Set the following entries down again exactly, line by line.

***** Information *****

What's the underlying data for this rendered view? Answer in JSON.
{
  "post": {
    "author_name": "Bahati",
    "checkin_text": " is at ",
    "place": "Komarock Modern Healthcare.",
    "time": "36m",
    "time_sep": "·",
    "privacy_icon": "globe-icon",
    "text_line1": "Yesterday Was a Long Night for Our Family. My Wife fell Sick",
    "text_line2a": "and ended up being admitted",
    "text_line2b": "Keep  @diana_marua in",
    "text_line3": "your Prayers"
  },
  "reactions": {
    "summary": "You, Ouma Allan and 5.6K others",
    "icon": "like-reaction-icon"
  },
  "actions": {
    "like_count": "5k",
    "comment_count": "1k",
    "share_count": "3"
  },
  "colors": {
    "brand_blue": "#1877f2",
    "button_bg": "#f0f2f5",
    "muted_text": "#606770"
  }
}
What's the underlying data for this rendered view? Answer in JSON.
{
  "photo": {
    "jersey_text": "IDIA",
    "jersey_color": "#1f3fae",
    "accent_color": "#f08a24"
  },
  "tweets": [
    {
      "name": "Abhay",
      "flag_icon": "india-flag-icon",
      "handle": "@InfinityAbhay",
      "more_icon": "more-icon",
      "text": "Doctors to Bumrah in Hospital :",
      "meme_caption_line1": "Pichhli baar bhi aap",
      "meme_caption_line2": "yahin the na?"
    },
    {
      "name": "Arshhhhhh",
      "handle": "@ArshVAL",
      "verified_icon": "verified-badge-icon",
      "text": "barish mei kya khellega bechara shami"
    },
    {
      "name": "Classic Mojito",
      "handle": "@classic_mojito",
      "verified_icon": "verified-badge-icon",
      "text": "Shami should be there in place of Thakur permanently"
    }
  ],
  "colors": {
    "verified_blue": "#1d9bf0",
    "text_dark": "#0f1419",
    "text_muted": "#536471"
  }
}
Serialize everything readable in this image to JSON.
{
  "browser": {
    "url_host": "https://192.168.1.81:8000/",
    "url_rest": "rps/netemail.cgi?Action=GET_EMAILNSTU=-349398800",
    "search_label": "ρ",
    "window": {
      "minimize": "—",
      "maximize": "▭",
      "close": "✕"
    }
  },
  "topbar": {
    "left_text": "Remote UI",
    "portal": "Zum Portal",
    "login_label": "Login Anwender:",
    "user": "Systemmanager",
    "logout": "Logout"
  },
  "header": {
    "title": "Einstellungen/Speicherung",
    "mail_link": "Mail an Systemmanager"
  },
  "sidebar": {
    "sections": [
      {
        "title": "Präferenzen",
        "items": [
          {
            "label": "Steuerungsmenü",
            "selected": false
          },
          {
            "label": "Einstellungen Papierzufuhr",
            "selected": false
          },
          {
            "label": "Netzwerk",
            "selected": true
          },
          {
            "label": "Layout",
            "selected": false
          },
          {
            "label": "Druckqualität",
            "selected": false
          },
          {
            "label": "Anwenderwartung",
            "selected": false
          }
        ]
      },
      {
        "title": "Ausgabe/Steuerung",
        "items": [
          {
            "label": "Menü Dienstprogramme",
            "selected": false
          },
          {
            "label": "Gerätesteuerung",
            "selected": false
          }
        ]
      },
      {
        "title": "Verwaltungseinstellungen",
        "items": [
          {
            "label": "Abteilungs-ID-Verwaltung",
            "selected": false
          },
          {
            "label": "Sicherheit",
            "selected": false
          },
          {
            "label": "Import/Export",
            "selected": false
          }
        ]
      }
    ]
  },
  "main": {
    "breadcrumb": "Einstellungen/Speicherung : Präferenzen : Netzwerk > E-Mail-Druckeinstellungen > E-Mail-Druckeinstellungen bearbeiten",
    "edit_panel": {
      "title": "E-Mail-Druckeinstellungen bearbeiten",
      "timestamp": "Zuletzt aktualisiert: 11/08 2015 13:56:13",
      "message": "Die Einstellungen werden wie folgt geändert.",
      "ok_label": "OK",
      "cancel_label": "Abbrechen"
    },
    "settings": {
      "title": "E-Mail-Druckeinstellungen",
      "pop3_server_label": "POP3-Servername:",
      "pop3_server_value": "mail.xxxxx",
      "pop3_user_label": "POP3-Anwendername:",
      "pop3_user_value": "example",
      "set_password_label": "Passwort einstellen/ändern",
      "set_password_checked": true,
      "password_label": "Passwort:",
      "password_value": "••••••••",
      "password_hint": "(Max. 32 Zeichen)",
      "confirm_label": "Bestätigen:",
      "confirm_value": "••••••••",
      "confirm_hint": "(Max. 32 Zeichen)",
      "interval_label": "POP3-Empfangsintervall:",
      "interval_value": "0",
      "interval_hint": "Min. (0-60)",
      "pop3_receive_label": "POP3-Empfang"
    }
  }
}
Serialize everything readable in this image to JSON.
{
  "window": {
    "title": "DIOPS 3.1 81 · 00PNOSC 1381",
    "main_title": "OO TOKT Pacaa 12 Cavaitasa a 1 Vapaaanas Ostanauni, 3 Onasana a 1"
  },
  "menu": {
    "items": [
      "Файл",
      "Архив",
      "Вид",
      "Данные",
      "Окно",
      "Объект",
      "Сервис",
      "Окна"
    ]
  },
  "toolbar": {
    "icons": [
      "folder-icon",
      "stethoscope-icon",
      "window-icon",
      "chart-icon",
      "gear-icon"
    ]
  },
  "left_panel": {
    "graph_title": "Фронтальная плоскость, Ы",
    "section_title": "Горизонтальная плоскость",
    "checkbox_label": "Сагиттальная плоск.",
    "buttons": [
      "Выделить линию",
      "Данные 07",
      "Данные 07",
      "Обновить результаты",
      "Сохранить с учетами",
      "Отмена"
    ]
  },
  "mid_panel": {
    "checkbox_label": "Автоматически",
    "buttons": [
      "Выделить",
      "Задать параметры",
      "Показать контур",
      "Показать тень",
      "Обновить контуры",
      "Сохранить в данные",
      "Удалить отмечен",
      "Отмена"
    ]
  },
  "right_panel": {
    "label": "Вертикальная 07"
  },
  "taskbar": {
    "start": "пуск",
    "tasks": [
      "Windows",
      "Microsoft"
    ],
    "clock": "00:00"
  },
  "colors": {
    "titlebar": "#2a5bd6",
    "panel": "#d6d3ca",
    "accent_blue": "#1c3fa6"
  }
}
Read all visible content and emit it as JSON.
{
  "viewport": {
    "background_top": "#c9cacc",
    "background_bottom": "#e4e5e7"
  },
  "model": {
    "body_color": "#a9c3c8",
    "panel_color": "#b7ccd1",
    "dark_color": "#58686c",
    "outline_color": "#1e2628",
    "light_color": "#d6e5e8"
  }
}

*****

_Completed task_
What's the underlying data for this rendered view? Answer in JSON.
{
  "post": {
    "author_name": "Bahati",
    "checkin_text": " is at ",
    "place": "Komarock Modern Healthcare.",
    "time": "36m",
    "time_sep": "·",
    "privacy_icon": "globe-icon",
    "text_line1": "Yesterday Was a Long Night for Our Family. My Wife fell Sick",
    "text_line2a": "and ended up being admitted",
    "text_line2b": "Keep  @diana_marua in",
    "text_line3": "your Prayers"
  },
  "reactions": {
    "summary": "You, Ouma Allan and 5.6K others",
    "icon": "like-reaction-icon"
  },
  "actions": {
    "like_count": "5k",
    "comment_count": "1k",
    "share_count": "3"
  },
  "colors": {
    "brand_blue": "#1877f2",
    "button_bg": "#f0f2f5",
    "muted_text": "#606770"
  }
}
What's the underlying data for this rendered view? Answer in JSON.
{
  "photo": {
    "jersey_text": "IDIA",
    "jersey_color": "#1f3fae",
    "accent_color": "#f08a24"
  },
  "tweets": [
    {
      "name": "Abhay",
      "flag_icon": "india-flag-icon",
      "handle": "@InfinityAbhay",
      "more_icon": "more-icon",
      "text": "Doctors to Bumrah in Hospital :",
      "meme_caption_line1": "Pichhli baar bhi aap",
      "meme_caption_line2": "yahin the na?"
    },
    {
      "name": "Arshhhhhh",
      "handle": "@ArshVAL",
      "verified_icon": "verified-badge-icon",
      "text": "barish mei kya khellega bechara shami"
    },
    {
      "name": "Classic Mojito",
      "handle": "@classic_mojito",
      "verified_icon": "verified-badge-icon",
      "text": "Shami should be there in place of Thakur permanently"
    }
  ],
  "colors": {
    "verified_blue": "#1d9bf0",
    "text_dark": "#0f1419",
    "text_muted": "#536471"
  }
}
Serialize everything readable in this image to JSON.
{
  "browser": {
    "url_host": "https://192.168.1.81:8000/",
    "url_rest": "rps/netemail.cgi?Action=GET_EMAILNSTU=-349398800",
    "search_label": "ρ",
    "window": {
      "minimize": "—",
      "maximize": "▭",
      "close": "✕"
    }
  },
  "topbar": {
    "left_text": "Remote UI",
    "portal": "Zum Portal",
    "login_label": "Login Anwender:",
    "user": "Systemmanager",
    "logout": "Logout"
  },
  "header": {
    "title": "Einstellungen/Speicherung",
    "mail_link": "Mail an Systemmanager"
  },
  "sidebar": {
    "sections": [
      {
        "title": "Präferenzen",
        "items": [
          {
            "label": "Steuerungsmenü",
            "selected": false
          },
          {
            "label": "Einstellungen Papierzufuhr",
            "selected": false
          },
          {
            "label": "Netzwerk",
            "selected": true
          },
          {
            "label": "Layout",
            "selected": false
          },
          {
            "label": "Druckqualität",
            "selected": false
          },
          {
            "label": "Anwenderwartung",
            "selected": false
          }
        ]
      },
      {
        "title": "Ausgabe/Steuerung",
        "items": [
          {
            "label": "Menü Dienstprogramme",
            "selected": false
          },
          {
            "label": "Gerätesteuerung",
            "selected": false
          }
        ]
      },
      {
        "title": "Verwaltungseinstellungen",
        "items": [
          {
            "label": "Abteilungs-ID-Verwaltung",
            "selected": false
          },
          {
            "label": "Sicherheit",
            "selected": false
          },
          {
            "label": "Import/Export",
            "selected": false
          }
        ]
      }
    ]
  },
  "main": {
    "breadcrumb": "Einstellungen/Speicherung : Präferenzen : Netzwerk > E-Mail-Druckeinstellungen > E-Mail-Druckeinstellungen bearbeiten",
    "edit_panel": {
      "title": "E-Mail-Druckeinstellungen bearbeiten",
      "timestamp": "Zuletzt aktualisiert: 11/08 2015 13:56:13",
      "message": "Die Einstellungen werden wie folgt geändert.",
      "ok_label": "OK",
      "cancel_label": "Abbrechen"
    },
    "settings": {
      "title": "E-Mail-Druckeinstellungen",
      "pop3_server_label": "POP3-Servername:",
      "pop3_server_value": "mail.xxxxx",
      "pop3_user_label": "POP3-Anwendername:",
      "pop3_user_value": "example",
      "set_password_label": "Passwort einstellen/ändern",
      "set_password_checked": true,
      "password_label": "Passwort:",
      "password_value": "••••••••",
      "password_hint": "(Max. 32 Zeichen)",
      "confirm_label": "Bestätigen:",
      "confirm_value": "••••••••",
      "confirm_hint": "(Max. 32 Zeichen)",
      "interval_label": "POP3-Empfangsintervall:",
      "interval_value": "0",
      "interval_hint": "Min. (0-60)",
      "pop3_receive_label": "POP3-Empfang"
    }
  }
}
Serialize everything readable in this image to JSON.
{
  "window": {
    "title": "DIOPS 3.1 81 · 00PNOSC 1381",
    "main_title": "OO TOKT Pacaa 12 Cavaitasa a 1 Vapaaanas Ostanauni, 3 Onasana a 1"
  },
  "menu": {
    "items": [
      "Файл",
      "Архив",
      "Вид",
      "Данные",
      "Окно",
      "Объект",
      "Сервис",
      "Окна"
    ]
  },
  "toolbar": {
    "icons": [
      "folder-icon",
      "stethoscope-icon",
      "window-icon",
      "chart-icon",
      "gear-icon"
    ]
  },
  "left_panel": {
    "graph_title": "Фронтальная плоскость, Ы",
    "section_title": "Горизонтальная плоскость",
    "checkbox_label": "Сагиттальная плоск.",
    "buttons": [
      "Выделить линию",
      "Данные 07",
      "Данные 07",
      "Обновить результаты",
      "Сохранить с учетами",
      "Отмена"
    ]
  },
  "mid_panel": {
    "checkbox_label": "Автоматически",
    "buttons": [
      "Выделить",
      "Задать параметры",
      "Показать контур",
      "Показать тень",
      "Обновить контуры",
      "Сохранить в данные",
      "Удалить отмечен",
      "Отмена"
    ]
  },
  "right_panel": {
    "label": "Вертикальная 07"
  },
  "taskbar": {
    "start": "пуск",
    "tasks": [
      "Windows",
      "Microsoft"
    ],
    "clock": "00:00"
  },
  "colors": {
    "titlebar": "#2a5bd6",
    "panel": "#d6d3ca",
    "accent_blue": "#1c3fa6"
  }
}
Read all visible content and emit it as JSON.
{
  "viewport": {
    "background_top": "#c9cacc",
    "background_bottom": "#e4e5e7"
  },
  "model": {
    "body_color": "#a9c3c8",
    "panel_color": "#b7ccd1",
    "dark_color": "#58686c",
    "outline_color": "#1e2628",
    "light_color": "#d6e5e8"
  }
}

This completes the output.